> _TASK OBJECTIVE_:
The answer is every line in the data below that contains the word "icon".

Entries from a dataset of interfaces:

--------------------------------

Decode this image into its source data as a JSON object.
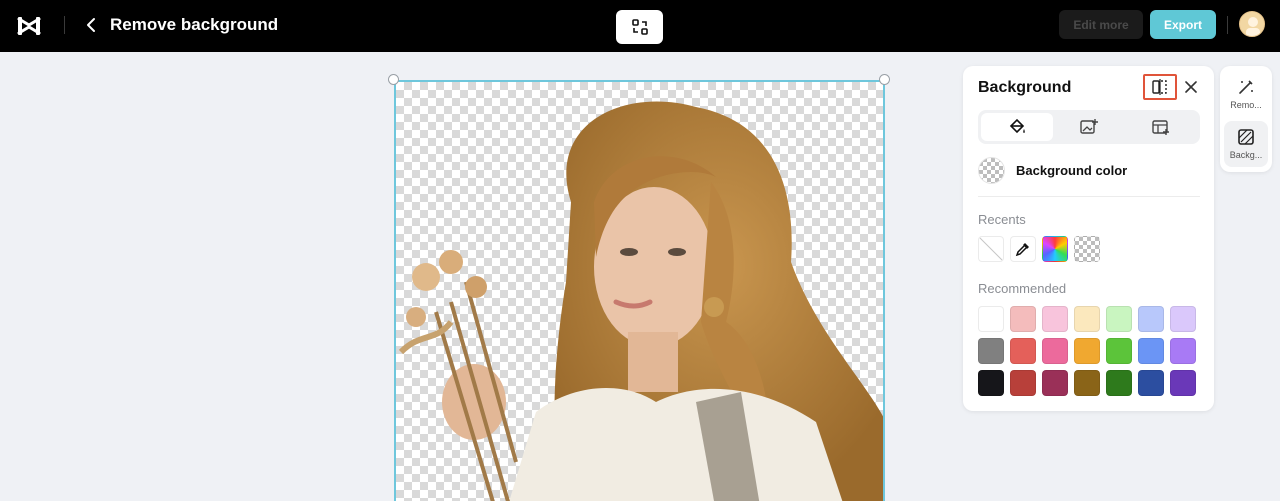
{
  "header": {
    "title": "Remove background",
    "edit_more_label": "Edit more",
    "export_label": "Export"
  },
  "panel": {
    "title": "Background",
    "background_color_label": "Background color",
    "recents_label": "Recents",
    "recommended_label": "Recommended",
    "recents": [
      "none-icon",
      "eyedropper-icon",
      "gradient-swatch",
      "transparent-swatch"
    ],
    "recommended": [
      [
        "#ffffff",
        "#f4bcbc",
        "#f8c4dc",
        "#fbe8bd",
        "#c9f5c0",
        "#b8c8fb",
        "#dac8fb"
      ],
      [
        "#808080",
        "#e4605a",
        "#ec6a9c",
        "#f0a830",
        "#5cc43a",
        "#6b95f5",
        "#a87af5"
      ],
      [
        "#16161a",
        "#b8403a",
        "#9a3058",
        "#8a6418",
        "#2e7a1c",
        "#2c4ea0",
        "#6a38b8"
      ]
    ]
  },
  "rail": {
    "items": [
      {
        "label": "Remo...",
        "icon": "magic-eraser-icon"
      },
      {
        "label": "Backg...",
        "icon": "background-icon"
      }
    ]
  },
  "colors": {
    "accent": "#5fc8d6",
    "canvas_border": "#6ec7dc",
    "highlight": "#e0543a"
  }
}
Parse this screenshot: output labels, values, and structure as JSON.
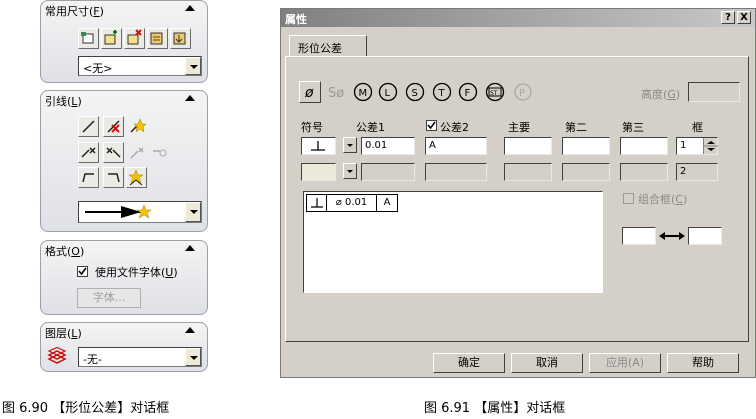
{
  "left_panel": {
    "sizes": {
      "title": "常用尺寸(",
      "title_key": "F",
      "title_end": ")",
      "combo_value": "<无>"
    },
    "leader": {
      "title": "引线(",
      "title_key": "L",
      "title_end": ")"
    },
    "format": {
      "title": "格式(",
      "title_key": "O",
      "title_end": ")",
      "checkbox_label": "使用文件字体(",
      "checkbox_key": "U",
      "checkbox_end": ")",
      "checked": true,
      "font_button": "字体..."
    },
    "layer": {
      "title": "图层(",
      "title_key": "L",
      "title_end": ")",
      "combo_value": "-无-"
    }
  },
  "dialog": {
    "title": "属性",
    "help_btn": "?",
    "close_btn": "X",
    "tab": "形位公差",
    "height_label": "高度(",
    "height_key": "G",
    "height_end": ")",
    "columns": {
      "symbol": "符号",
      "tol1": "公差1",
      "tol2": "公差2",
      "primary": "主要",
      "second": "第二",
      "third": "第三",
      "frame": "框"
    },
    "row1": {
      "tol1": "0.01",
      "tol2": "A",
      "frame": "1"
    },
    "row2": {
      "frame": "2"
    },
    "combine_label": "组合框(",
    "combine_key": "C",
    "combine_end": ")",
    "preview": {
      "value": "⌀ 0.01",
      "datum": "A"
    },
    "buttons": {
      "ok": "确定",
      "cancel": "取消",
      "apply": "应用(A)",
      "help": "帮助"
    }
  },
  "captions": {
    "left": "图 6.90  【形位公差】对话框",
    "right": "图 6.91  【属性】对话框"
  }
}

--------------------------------

> _WRITTEN RESPONSE_:
      "none-icon",
      "eyedropper-icon",
        "icon": "magic-eraser-icon"
        "icon": "background-icon"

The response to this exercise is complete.